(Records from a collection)
+---+

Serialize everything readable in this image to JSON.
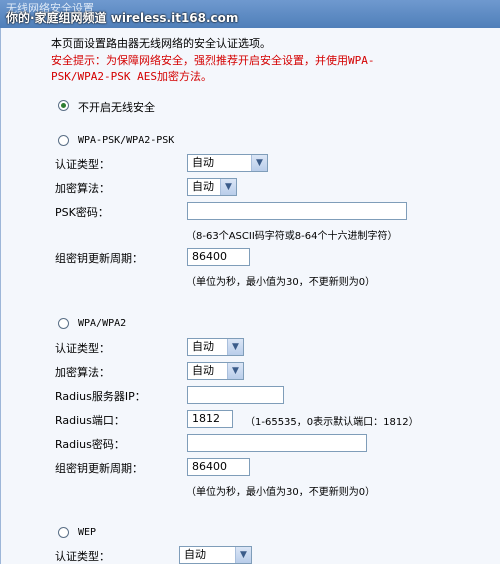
{
  "window": {
    "title": "无线网络安全设置",
    "watermark": "你的·家庭组网频道 wireless.it168.com"
  },
  "intro": "本页面设置路由器无线网络的安全认证选项。",
  "warning_lines": [
    "安全提示：为保障网络安全，强烈推荐开启安全设置，并使用WPA-",
    "PSK/WPA2-PSK AES加密方法。"
  ],
  "no_security": {
    "label": "不开启无线安全",
    "selected": true
  },
  "wpa_psk": {
    "label": "WPA-PSK/WPA2-PSK",
    "selected": false,
    "auth_type_label": "认证类型：",
    "auth_type_value": "自动",
    "encryption_label": "加密算法：",
    "encryption_value": "自动",
    "psk_label": "PSK密码：",
    "psk_value": "",
    "psk_hint": "（8-63个ASCII码字符或8-64个十六进制字符）",
    "group_key_label": "组密钥更新周期：",
    "group_key_value": "86400",
    "group_key_hint": "（单位为秒，最小值为30，不更新则为0）"
  },
  "wpa": {
    "label": "WPA/WPA2",
    "selected": false,
    "auth_type_label": "认证类型：",
    "auth_type_value": "自动",
    "encryption_label": "加密算法：",
    "encryption_value": "自动",
    "radius_ip_label": "Radius服务器IP：",
    "radius_ip_value": "",
    "radius_port_label": "Radius端口：",
    "radius_port_value": "1812",
    "radius_port_hint": "（1-65535，0表示默认端口：1812）",
    "radius_pwd_label": "Radius密码：",
    "radius_pwd_value": "",
    "group_key_label": "组密钥更新周期：",
    "group_key_value": "86400",
    "group_key_hint": "（单位为秒，最小值为30，不更新则为0）"
  },
  "wep": {
    "label": "WEP",
    "selected": false,
    "auth_type_label": "认证类型：",
    "auth_type_value": "自动"
  },
  "icons": {
    "dropdown": "chevron-down-icon"
  }
}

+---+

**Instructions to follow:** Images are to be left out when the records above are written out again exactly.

**Result below:**
Serialize everything readable in this image to JSON.
{
  "window": {
    "title": "无线网络安全设置",
    "watermark": "你的·家庭组网频道 wireless.it168.com"
  },
  "intro": "本页面设置路由器无线网络的安全认证选项。",
  "warning_lines": [
    "安全提示：为保障网络安全，强烈推荐开启安全设置，并使用WPA-",
    "PSK/WPA2-PSK AES加密方法。"
  ],
  "no_security": {
    "label": "不开启无线安全",
    "selected": true
  },
  "wpa_psk": {
    "label": "WPA-PSK/WPA2-PSK",
    "selected": false,
    "auth_type_label": "认证类型：",
    "auth_type_value": "自动",
    "encryption_label": "加密算法：",
    "encryption_value": "自动",
    "psk_label": "PSK密码：",
    "psk_value": "",
    "psk_hint": "（8-63个ASCII码字符或8-64个十六进制字符）",
    "group_key_label": "组密钥更新周期：",
    "group_key_value": "86400",
    "group_key_hint": "（单位为秒，最小值为30，不更新则为0）"
  },
  "wpa": {
    "label": "WPA/WPA2",
    "selected": false,
    "auth_type_label": "认证类型：",
    "auth_type_value": "自动",
    "encryption_label": "加密算法：",
    "encryption_value": "自动",
    "radius_ip_label": "Radius服务器IP：",
    "radius_ip_value": "",
    "radius_port_label": "Radius端口：",
    "radius_port_value": "1812",
    "radius_port_hint": "（1-65535，0表示默认端口：1812）",
    "radius_pwd_label": "Radius密码：",
    "radius_pwd_value": "",
    "group_key_label": "组密钥更新周期：",
    "group_key_value": "86400",
    "group_key_hint": "（单位为秒，最小值为30，不更新则为0）"
  },
  "wep": {
    "label": "WEP",
    "selected": false,
    "auth_type_label": "认证类型：",
    "auth_type_value": "自动"
  },
  "icons": {
    "dropdown": "chevron-down-icon"
  }
}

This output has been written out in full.